Buckingham Palace declined to comment. 

During King Charles’s coronation in Westminster, republican protesters were pictured with placards and shouting “Not my King” during the ceremony.

The Metropolitan Police apprehended and arrested numerous campaigners, including Graham Smith, chief executive of Republic, in the morning ahead of the coronation.

Campaigners including Smith had their details taken by officers and were pictured beside a rental van full of hundreds of anti-monarchy placards during their arrests.

The National: The head of anti-monarchy group Republic, who was arrested ahead of a planned protest on Coronation Day, has branded the detention of him and dozens of others a ‘direct attack on our democracy’ (Piroschka van de Wouw/PA)

Environmental campaigners Just Stop Oil said that approximately 13 protesters were arrested on the Mall ahead of the event.

Later during the mini-coronation in Edinburgh on July 5, chants of "Not my King" could be heard live on the BBC during the event.
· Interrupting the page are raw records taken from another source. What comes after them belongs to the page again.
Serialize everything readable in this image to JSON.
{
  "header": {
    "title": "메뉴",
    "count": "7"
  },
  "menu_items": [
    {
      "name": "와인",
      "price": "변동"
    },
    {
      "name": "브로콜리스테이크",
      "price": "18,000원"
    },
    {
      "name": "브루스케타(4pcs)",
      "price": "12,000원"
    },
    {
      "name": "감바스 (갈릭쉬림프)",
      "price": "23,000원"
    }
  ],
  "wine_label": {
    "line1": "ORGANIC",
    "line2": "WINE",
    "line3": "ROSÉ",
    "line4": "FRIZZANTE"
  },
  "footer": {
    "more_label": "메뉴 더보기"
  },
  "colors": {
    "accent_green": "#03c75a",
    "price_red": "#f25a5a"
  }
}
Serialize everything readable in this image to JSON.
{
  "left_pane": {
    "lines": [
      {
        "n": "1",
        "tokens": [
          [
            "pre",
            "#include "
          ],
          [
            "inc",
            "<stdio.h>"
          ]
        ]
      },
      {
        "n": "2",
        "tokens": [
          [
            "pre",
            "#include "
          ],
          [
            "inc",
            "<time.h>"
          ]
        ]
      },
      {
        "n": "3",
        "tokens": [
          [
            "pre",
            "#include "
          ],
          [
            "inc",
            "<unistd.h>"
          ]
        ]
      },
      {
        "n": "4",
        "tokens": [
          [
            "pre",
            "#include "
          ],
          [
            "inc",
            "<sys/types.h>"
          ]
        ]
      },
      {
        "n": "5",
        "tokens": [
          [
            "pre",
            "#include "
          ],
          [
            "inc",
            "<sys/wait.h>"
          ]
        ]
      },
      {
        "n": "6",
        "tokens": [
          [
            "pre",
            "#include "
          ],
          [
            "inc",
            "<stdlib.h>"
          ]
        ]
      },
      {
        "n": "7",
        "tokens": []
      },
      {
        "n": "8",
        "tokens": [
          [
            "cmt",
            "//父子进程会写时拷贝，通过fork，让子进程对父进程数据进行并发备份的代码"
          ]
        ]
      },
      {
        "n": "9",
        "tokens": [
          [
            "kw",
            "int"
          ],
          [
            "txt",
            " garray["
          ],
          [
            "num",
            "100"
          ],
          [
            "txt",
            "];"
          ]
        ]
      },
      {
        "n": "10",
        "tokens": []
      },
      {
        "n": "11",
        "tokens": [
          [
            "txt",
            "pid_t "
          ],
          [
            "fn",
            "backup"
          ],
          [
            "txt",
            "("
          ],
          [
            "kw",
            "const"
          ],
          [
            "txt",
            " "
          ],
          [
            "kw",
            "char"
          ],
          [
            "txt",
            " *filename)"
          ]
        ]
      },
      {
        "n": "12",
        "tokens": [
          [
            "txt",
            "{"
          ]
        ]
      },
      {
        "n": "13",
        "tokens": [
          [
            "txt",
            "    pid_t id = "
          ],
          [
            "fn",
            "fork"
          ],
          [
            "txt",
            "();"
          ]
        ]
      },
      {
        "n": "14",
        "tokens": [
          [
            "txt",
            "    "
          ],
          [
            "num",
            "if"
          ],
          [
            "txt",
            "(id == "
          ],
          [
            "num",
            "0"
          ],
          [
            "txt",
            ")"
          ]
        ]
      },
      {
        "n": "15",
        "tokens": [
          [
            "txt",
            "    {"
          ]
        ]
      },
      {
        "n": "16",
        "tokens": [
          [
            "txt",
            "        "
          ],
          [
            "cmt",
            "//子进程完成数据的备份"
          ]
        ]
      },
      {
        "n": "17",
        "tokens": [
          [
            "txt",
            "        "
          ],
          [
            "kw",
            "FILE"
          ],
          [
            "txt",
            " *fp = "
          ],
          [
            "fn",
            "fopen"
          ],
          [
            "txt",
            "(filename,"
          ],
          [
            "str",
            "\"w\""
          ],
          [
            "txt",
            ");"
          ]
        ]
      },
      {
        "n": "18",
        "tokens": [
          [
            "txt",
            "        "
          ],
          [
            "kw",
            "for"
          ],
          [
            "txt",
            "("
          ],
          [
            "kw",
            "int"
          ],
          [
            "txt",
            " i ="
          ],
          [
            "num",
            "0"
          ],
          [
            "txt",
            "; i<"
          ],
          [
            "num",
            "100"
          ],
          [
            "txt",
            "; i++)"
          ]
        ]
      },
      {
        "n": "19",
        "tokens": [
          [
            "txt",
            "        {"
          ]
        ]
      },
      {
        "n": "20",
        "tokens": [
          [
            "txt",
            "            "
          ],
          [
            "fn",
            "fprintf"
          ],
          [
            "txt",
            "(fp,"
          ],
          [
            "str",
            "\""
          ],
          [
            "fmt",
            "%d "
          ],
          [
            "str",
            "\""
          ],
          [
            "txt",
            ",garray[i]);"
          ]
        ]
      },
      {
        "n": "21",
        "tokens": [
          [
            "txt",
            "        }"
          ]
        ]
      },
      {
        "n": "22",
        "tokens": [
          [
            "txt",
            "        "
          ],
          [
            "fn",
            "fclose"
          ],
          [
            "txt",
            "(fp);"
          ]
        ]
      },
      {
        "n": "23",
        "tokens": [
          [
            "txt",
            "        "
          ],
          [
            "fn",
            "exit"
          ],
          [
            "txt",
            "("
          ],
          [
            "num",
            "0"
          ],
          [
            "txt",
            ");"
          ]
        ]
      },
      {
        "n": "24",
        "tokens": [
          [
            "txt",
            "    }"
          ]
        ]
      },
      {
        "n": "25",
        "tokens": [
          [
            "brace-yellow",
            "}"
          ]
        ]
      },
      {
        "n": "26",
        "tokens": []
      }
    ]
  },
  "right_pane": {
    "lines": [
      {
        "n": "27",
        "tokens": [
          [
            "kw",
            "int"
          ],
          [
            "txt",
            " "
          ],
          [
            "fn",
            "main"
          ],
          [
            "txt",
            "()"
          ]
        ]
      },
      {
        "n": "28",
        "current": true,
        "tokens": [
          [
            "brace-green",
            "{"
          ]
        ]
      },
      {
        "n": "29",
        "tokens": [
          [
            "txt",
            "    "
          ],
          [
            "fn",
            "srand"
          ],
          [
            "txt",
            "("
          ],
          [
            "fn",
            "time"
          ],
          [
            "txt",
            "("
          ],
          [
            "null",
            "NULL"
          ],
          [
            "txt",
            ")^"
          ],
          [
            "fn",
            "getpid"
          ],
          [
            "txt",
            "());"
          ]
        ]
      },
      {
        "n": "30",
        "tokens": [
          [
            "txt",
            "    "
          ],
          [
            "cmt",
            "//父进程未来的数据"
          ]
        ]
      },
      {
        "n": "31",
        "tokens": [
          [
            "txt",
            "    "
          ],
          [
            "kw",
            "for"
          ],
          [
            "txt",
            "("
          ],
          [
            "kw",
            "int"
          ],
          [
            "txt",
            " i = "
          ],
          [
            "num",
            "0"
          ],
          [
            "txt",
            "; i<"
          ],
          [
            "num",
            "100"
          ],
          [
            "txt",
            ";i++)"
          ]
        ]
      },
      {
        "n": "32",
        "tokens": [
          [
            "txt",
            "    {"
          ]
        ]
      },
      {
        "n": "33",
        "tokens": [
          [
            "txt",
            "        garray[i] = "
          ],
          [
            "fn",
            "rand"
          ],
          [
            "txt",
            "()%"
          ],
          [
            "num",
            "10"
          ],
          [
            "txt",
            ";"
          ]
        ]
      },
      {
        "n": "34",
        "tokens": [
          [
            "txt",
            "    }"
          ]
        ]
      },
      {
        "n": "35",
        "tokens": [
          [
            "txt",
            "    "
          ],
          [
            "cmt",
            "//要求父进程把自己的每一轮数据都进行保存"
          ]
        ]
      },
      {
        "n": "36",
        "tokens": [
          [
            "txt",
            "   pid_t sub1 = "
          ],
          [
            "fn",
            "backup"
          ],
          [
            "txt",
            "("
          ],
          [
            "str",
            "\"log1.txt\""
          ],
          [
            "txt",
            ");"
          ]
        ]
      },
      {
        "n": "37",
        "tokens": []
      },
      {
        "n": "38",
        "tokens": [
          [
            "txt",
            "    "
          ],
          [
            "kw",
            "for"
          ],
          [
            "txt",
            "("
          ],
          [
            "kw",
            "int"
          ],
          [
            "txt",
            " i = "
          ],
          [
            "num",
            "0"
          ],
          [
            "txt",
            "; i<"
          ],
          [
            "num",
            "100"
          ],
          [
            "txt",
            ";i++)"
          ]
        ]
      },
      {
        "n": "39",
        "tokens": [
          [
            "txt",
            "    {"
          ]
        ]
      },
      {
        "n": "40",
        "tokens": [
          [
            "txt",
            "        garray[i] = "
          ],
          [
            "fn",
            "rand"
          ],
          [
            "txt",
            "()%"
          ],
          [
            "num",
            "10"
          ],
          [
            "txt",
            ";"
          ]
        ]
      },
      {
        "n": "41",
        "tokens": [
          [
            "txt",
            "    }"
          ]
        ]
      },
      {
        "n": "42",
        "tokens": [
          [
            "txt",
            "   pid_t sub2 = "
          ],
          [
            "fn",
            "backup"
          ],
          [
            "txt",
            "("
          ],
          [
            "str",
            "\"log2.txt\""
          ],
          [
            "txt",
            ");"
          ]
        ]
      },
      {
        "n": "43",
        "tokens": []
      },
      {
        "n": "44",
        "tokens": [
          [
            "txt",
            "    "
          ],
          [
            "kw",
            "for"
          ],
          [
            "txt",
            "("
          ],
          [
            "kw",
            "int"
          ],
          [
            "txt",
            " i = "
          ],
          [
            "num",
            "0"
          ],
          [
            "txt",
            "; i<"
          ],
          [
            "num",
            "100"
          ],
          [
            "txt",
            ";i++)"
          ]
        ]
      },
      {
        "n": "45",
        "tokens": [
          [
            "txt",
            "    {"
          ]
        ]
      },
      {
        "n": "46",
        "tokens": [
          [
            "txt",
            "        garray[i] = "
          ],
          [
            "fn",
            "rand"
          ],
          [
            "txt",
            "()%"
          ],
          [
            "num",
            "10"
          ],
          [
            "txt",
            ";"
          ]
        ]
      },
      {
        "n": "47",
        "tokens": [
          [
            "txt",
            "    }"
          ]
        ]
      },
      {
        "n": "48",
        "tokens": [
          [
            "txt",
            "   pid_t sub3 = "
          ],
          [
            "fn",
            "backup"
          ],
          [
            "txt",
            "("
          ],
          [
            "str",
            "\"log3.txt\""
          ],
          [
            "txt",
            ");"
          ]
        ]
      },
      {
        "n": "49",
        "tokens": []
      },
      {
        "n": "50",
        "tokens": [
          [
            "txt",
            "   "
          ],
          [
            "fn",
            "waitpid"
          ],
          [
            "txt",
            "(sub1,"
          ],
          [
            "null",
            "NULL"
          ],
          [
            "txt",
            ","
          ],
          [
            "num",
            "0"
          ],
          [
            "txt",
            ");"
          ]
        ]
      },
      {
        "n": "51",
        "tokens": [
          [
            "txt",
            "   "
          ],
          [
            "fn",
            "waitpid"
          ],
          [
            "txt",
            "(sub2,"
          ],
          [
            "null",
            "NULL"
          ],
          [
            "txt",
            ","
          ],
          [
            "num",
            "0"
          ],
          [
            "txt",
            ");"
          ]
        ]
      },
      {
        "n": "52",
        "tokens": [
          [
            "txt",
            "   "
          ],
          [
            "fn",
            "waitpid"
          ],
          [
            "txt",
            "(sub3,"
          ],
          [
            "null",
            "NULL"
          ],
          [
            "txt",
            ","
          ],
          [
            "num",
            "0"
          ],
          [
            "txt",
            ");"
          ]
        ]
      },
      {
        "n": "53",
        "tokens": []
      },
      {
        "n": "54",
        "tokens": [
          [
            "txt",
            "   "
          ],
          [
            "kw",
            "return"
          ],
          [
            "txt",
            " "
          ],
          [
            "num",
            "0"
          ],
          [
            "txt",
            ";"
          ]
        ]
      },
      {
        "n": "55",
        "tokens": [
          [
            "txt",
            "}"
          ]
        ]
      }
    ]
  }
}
A number of protesters outside of St Giles Cathedral were also arrested on that day, with republican campaigners raising their concerns over the move by officers.

We previously told how analysis from campaign group Republic revealed that Charles carried out less than seven weeks of full-time work in the last year.